%%

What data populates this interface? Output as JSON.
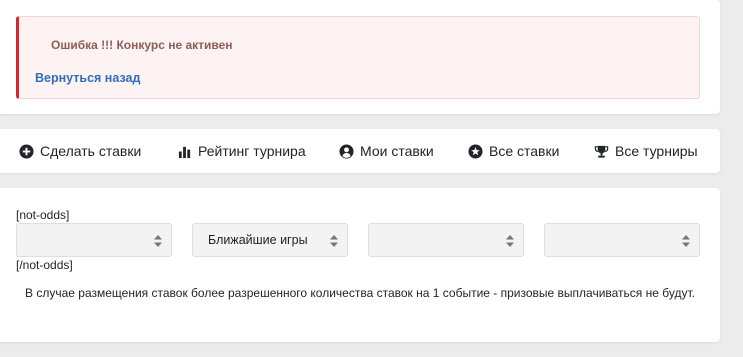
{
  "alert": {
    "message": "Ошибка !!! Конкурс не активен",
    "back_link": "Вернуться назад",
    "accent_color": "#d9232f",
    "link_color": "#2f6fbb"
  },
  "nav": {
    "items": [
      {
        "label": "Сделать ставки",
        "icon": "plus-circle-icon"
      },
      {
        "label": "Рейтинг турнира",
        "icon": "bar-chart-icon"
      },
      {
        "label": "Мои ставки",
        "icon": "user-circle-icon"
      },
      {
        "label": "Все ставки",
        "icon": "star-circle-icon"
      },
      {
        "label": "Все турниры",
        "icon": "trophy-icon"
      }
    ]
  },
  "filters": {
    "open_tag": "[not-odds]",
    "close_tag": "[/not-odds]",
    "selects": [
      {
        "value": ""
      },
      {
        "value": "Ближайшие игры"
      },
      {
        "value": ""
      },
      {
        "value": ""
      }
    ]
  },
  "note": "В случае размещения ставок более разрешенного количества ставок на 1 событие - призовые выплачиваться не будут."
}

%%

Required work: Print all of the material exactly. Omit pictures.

Written answer:
What data populates this interface? Output as JSON.
{
  "alert": {
    "message": "Ошибка !!! Конкурс не активен",
    "back_link": "Вернуться назад",
    "accent_color": "#d9232f",
    "link_color": "#2f6fbb"
  },
  "nav": {
    "items": [
      {
        "label": "Сделать ставки",
        "icon": "plus-circle-icon"
      },
      {
        "label": "Рейтинг турнира",
        "icon": "bar-chart-icon"
      },
      {
        "label": "Мои ставки",
        "icon": "user-circle-icon"
      },
      {
        "label": "Все ставки",
        "icon": "star-circle-icon"
      },
      {
        "label": "Все турниры",
        "icon": "trophy-icon"
      }
    ]
  },
  "filters": {
    "open_tag": "[not-odds]",
    "close_tag": "[/not-odds]",
    "selects": [
      {
        "value": ""
      },
      {
        "value": "Ближайшие игры"
      },
      {
        "value": ""
      },
      {
        "value": ""
      }
    ]
  },
  "note": "В случае размещения ставок более разрешенного количества ставок на 1 событие - призовые выплачиваться не будут."
}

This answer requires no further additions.